SHELBURNE COUNTY, N.S. – It’s pretty safe to say the late Gerald Melvin “Manny” Herbert was well known throughout Shelburne County and beyond.
If you didn’t know him for his fiddle playing, perhaps you met him through his craftsmanship for creating oxen wear. Or perhaps he gifted you with one of his miniature carvings.
When out shopping with his wife June, he would be the guy in the parking lot surrounded by people talking and laughing.
It’s been two years since Manny passed away at the age of 82.
“He was jolly and happy 24 hours a day,” says June. “He never said a cross word. Everybody knew him. Even when I go shopping now people still say they miss him.”
Born in 1933, Manny taught himself to play fiddle when he was a child.
“He made a fiddle out of a cigar box,” June says. “He’d put a string on now and again – I don’t know what the string was made of – until he got to four strings. He used to drive his mother crazy and she would tell him to stop, but he never did.”

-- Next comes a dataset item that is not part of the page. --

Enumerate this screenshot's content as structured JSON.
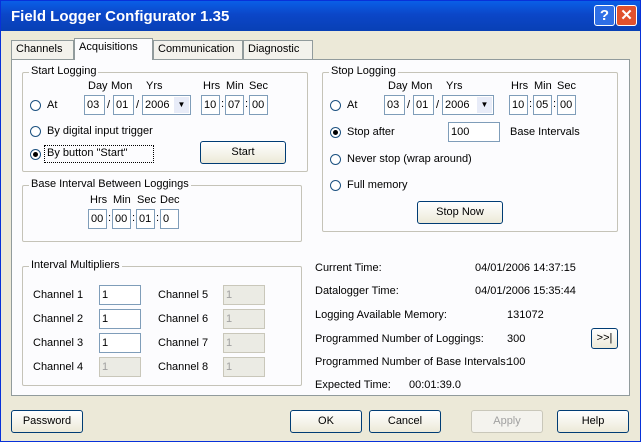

During his lifetime Manny played at numerous venues from local dances and family get togethers, to performances at the Black Loyalist Heritage Centre for the Lieutenant Governor and Governor General.
“He was very proud of that organization and what they have done and what they are doing,” says his niece Louise Delisle. “So when they asked him to play he played no matter what.”
Oftentimes Manny and Kirk Mahaney would play together.
“He was a very quiet person and a good fiddle player,” says Mahaney. “We used to have a lot of fun together. I used to go along with him and play guitar or banjo. He was just an all-around good person. He was just a good friend. We had a lot of fun playing music.”
Manny was also a carver and “the last of the family that were yoke makers,” says Delisle.
“He also made the pads for cattle and decorated them with the studs and he made the straps for the bells that cattle wear and decorated them as well,” she says. “This in itself is a dying art. He not only was the last of that generation of Herberts who are Black Loyalists, but along with him we lose the teacher of those skills, as well as many other important facts about the family line.”
Manny had 18 fiddles in his collection including a very old fiddle that was passed onto him from generations before. Inside is a note that says repaired by Nicholas Haley in 1944.
The fiddle is going to be donated to the Black Loyalist Heritage Centre during a celebration of Manny’s life at the Birchtown centre on Sept. 1 starting at 2 p.m.
The event is open to all and is a potluck. Speakers, music, a special display of Manny’s carvings of miniature oxen wear and a video presentation will be part of the event.